Another standpoint to analyze the individual differences which could easily impact the organizational behavior and ultimately, its outcome is given by the shareholders. To best understand their individual capacities to influence the corporate behavior and outcome, one should consider the example of the profits registered at the end of a fiscal year. At the general meeting, all shareholders are able to state their opinions relative to the distribution of profits. Say for instance that the chief executive officer proposes that the respective year, dividends are not to be issued and in stead, the company uses the money to finance a new venture, that is likely to register increased revenues and help the organization better consolidate its position within the international market; the decision must be unanimous.
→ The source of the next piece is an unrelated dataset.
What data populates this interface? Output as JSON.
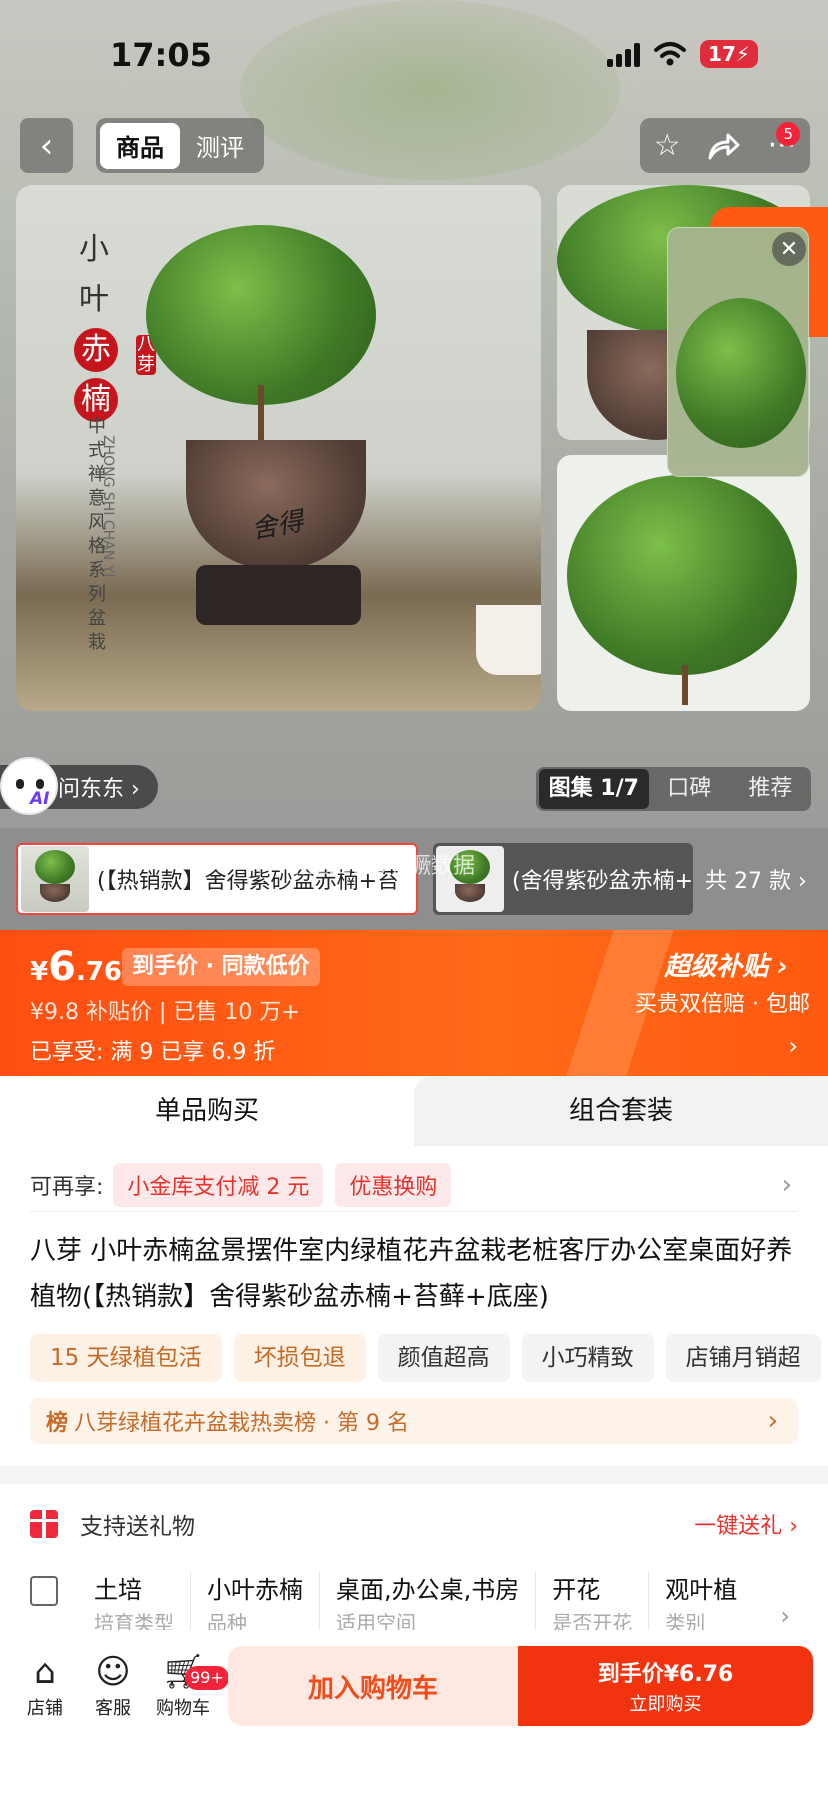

The new venture could be supported by most of the shareholders, who in the desire to register increased profits in the future agree with the investment. However, considering that one shareholder refuses to renounce its dividends, the venture is compromised; ergo, the individual differences once again impact the organizational behavior of the economic entity.
The succinct presentation of the four motivational theories was relative from the standpoint of the differences that arise between individuals. In this order of ideas, the organizational background used to be composed on two parties: the managerial teams and the operational employees. The two groups would normally function based on similar principles, desires and expectations. Today however, this is not always true as each individual employee is driven by different forces. Then, the two teams have developed along the years, to now also comprise of the general public, the shareholders and a wide variety of business collaborators, such as partners, purveyors or intermediaries. All of the individuals within these groups have the capacity to influence an organization’s behavior and ultimate success.
Fabozzi, F.J., Peterson, P.P., 2003, Financial Management and Analysis, 2nd Edition, John Willey and Sons Inc.
Hariss, J.O., Hartman, S.J., 2001, Organizational Behavior, 1st Edition, Taylor & Francis Inc.
Stuart-Kotze, R., 2008, Motivation Theory, http://www.goal-setting-guide..htmllast accessed on September 15, 2008
2008, Official Website of the Microsoft Corporation, http://www.microsoft.com/en/us/default.aspxlast accessed on September 15, 2008
2008, Official Website of Starbucks, http://starbucks.com/last accessed on September 15, 2008